Eventbrite admitted to the Committee that no one involved in the decision watched the What Is a Woman? film before cancelling the events. Nor could they point to anything specific in the trailer that was objectionable.

According to Eventbrite: “[t]he overall tone and message of the all-encompassing trailer, in combination with Matt Walsh’s related public statements, helped determine the removals—not any individual timestamp.” Eventbrite also removed Riley Gaines’ event from its website. Again, Eventbrite did not consider the event page in reaching this conclusion. Instead, Eventbrite made this determination based on three of Gaines’s social media posts. The report also reveals how other events that appeared to violate Eventbrite’s Community Guidelines remained on the site.

During the investigation, Bonterra told the Committee that Independent Women’s Forum (IWF) violated the Bonterra-EveryAction policies because it “works to restrict the rights of the LGBTQ community.” The Committee was not able to find any instance where IWF advocated for hate, discrimination, or violence against anyone. Yet Bonterra continues to power fundraisers for the New Jersey chapter of the Council on American-Islamic Relations and the Institute for Palestine Studies—two organizations that put out statements celebrating Hamas’s October 7, 2023 terrorist attack on Israel.  

Key report findings:

1. Online Service Providers provide important products and services that organizations and businesses rely on to operate—often in markets with only a few providers of such services. As a result, when an Online Service Provider terminates or denies service to a user, the user often struggles to find a replacement.

2. Online Service Providers establish broad, vague, and ill-defined terms of service, which include some type of “anti-hate” provisions that maximize their flexibility when denying and terminating services.

3. Online Service Providers apply their terms of service not only to users’ activity on their platform, but also users’ activity outside of it.

4. Online Service Providers often employ teams of employees who investigate potential violations of the terms of service. In investigating potential violations, those employees review users’ actions outside of the Online Service Provider’s platform.

5. Online Service Providers often rely on left-wing groups, like SPLC and ADL, when deciding which users to deny access or services.

6. Online Service Providers employ unfair procedures when they terminate or deny services based on a violation of the terms of service:

a. Although Online Service Providers sometimes specify which terms of service provision a user violated, they do not explain how the user violated that provision. Therefore, even when there may technically be an avenue for users to challenge terminations or denials, there is no effective way to do so.

b. The Online Service Providers usually do not provide advance notice of the terminations, forcing banned users to scramble to find an alternative service and interrupting the users’ operations.

7. These factors combine to chill conservative speech and hobble organizations that advocate for conservative values.

The report concludes with the following recommendations:

1. Legislation requiring Online Service Providers to publish the standards, including detailed definitions of all key terms and phrases, they may employ to deny or cancel services.
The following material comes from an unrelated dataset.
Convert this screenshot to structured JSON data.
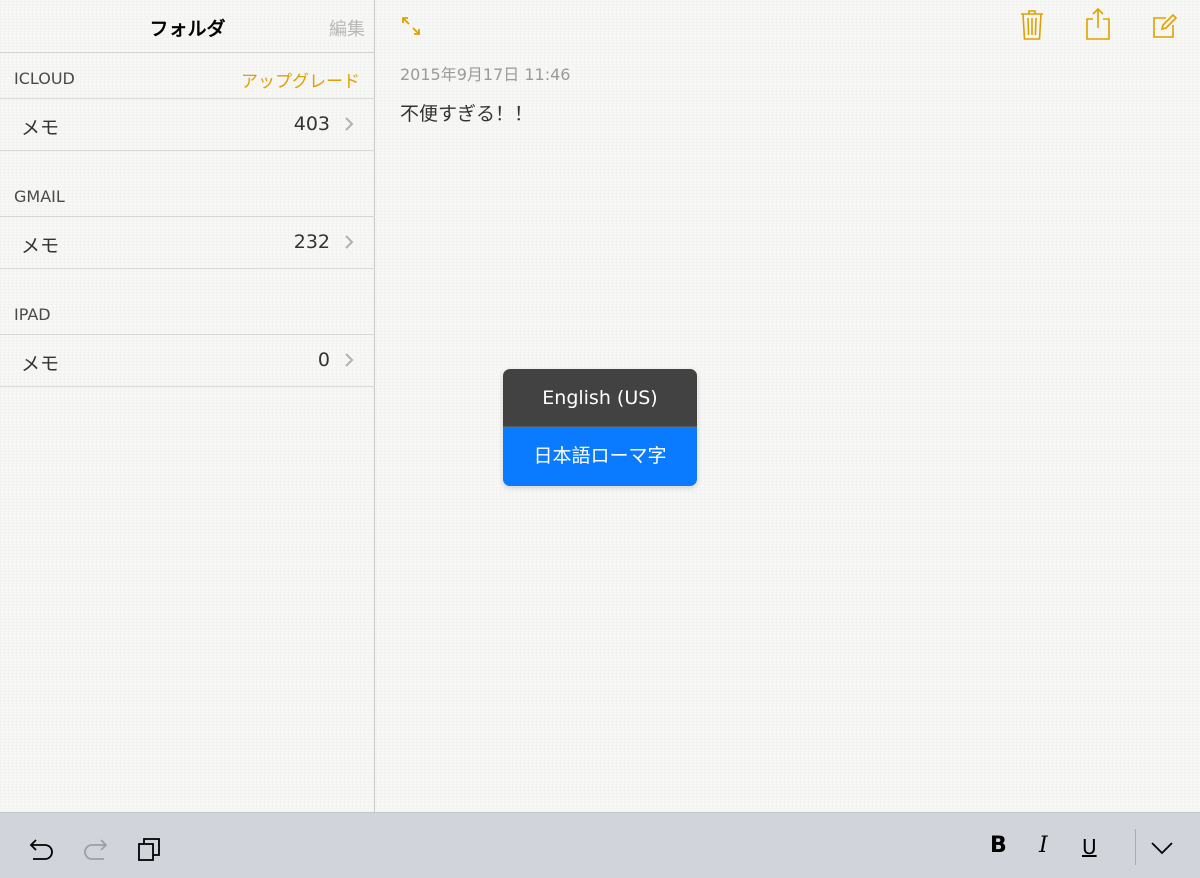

2. Legislation requiring Online Service Providers to provide written notice to a user when refusing to provide a service or cancelling a service based on the user’s violation of the terms of service. This written notice must specifically identify the users’ actions that violated the terms of service. The Online Service Providers must also request the user’s permission to post the refusal or cancellation on its public website and do so if the user gives that permission.

3. Legislation requiring Online Service Providers to publish an annual report on their public websites outlining actions taken to enforce their terms of service. This report must include the number of instances that the Online Service Provider denied or cancelled service based on the terms of service, and, for each instance, the specific provision that was violated, as well as the source for the alert of the violation.

Read the full report HERE.